_PROBLEM DESCRIPTION_
Each line below should be copied exactly as it stands.

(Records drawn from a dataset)

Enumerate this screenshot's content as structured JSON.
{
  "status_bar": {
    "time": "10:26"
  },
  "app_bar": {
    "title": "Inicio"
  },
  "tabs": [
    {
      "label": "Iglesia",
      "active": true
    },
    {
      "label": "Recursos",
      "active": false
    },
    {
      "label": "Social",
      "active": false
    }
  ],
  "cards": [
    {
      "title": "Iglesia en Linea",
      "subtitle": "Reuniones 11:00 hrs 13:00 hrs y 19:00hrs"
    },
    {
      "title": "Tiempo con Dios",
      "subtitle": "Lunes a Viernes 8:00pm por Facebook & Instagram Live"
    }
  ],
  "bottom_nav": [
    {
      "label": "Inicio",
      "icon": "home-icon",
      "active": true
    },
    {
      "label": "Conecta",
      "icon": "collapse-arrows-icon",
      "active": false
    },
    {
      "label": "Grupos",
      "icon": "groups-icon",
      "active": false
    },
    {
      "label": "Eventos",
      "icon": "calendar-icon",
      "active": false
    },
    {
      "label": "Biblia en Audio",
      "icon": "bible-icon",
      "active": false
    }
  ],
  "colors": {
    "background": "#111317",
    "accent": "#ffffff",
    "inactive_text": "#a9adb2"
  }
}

_EXPECTED ANSWER_
Enumerate this screenshot's content as structured JSON.
{
  "status_bar": {
    "time": "10:26"
  },
  "app_bar": {
    "title": "Inicio"
  },
  "tabs": [
    {
      "label": "Iglesia",
      "active": true
    },
    {
      "label": "Recursos",
      "active": false
    },
    {
      "label": "Social",
      "active": false
    }
  ],
  "cards": [
    {
      "title": "Iglesia en Linea",
      "subtitle": "Reuniones 11:00 hrs 13:00 hrs y 19:00hrs"
    },
    {
      "title": "Tiempo con Dios",
      "subtitle": "Lunes a Viernes 8:00pm por Facebook & Instagram Live"
    }
  ],
  "bottom_nav": [
    {
      "label": "Inicio",
      "icon": "home-icon",
      "active": true
    },
    {
      "label": "Conecta",
      "icon": "collapse-arrows-icon",
      "active": false
    },
    {
      "label": "Grupos",
      "icon": "groups-icon",
      "active": false
    },
    {
      "label": "Eventos",
      "icon": "calendar-icon",
      "active": false
    },
    {
      "label": "Biblia en Audio",
      "icon": "bible-icon",
      "active": false
    }
  ],
  "colors": {
    "background": "#111317",
    "accent": "#ffffff",
    "inactive_text": "#a9adb2"
  }
}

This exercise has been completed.